Community service is a vital component of the character education program at Loudoun Country Day School, where, beginning in lower school, children are taught the “six pillars of character”: respect, citizenship, trustworthiness, caring, responsibility and fairness; respect being the first, says Hower, “because respect is the basis for everything.”
Service is integrated early on; first-graders participate in a project to benefit Alex’s Lemonade Stand, fighting childhood cancer. Such projects, says Hower, help them learn “character, courage and compassion.”
Students at Pinecrest have the opportunity to participate in community service club K-Kids, a youth version of the Kiwanis club. An emphasis is placed on leadership and autonomy: The students elect their own officers and decide democratically what projects they will take on. One year, they made dog toys out of old (clean) T-shirts and donated them to local animal shelters. “It’s really a student-led group,” says McDermott. “It’s driven by their interests and needs.”
The principle of “tikkun olam,” healing the world, is a central philosophy at Gesher. From junior kindergarten, students are encouraged to be giving members of their community, practicing kindness to animals and treating others the way they wish to be treated. From sixth grade and on, students go out into the community, supporting the sick and hungry, including collecting food for and visiting local shelters and food banks.
“My favorite is when a group of students hears about an issue and wants to do something about it spontaneously,” says Finkel. “That says volumes about their own understanding of how they can help the world, much more than any curricular piece.”
Because a school setting can be a catalyst for how children understand their place in the world, when examining schools to best suit your family and your child, Cahill recommends thinking in three-year increments. This is not, she clarifies, to say that students should change schools every three years, but that families should plan to examine a child’s school placement every three years and ask if it still makes sense, whether the environment is still the best one for the child and the family.

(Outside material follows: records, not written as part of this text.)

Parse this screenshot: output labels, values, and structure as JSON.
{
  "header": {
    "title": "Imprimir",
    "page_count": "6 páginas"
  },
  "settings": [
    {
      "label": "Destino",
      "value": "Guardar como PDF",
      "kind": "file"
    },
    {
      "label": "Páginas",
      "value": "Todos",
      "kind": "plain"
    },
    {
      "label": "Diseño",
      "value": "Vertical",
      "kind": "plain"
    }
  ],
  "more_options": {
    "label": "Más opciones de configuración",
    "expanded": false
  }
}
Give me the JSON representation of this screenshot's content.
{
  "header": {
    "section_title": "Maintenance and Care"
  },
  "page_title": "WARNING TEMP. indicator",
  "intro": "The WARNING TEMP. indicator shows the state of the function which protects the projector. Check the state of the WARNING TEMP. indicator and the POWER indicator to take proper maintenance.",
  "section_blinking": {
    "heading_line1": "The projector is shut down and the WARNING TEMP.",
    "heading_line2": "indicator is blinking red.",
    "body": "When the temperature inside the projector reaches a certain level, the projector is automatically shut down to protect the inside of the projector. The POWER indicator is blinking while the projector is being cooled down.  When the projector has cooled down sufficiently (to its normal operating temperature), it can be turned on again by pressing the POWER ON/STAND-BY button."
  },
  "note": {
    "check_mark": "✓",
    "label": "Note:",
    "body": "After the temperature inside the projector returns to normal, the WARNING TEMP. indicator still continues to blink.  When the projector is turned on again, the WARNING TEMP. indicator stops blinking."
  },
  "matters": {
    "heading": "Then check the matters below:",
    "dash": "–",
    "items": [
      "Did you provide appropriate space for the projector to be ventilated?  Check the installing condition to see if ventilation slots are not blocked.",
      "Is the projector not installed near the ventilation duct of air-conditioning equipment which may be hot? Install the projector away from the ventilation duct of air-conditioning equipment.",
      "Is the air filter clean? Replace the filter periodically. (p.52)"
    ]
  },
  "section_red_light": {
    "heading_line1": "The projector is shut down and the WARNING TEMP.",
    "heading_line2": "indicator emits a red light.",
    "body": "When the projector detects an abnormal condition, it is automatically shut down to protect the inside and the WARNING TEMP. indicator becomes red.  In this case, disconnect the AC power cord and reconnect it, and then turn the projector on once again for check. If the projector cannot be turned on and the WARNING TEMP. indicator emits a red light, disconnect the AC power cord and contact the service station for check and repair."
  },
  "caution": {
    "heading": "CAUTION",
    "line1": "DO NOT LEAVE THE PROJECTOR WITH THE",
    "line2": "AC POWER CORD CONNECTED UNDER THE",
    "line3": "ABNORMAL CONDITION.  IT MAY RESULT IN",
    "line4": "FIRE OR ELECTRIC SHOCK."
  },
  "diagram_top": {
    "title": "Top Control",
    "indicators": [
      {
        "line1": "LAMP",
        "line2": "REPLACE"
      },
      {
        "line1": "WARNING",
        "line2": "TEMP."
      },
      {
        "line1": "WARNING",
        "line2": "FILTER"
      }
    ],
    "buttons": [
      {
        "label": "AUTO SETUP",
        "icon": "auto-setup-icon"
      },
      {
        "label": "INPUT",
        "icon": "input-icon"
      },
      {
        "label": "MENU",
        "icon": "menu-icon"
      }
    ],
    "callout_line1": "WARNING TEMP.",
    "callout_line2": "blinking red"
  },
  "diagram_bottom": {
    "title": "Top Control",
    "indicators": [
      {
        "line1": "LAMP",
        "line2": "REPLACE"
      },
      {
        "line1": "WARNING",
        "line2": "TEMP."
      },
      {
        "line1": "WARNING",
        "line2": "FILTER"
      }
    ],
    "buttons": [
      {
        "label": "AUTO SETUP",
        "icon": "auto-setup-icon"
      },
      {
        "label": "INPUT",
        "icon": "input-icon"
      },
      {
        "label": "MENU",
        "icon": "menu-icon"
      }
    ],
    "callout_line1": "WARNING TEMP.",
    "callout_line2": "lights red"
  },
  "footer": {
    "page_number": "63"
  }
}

“What you don’t want is to place your child as a 5-year-old and suddenly they’re 13 and they’re bored, angry and overwhelmed.”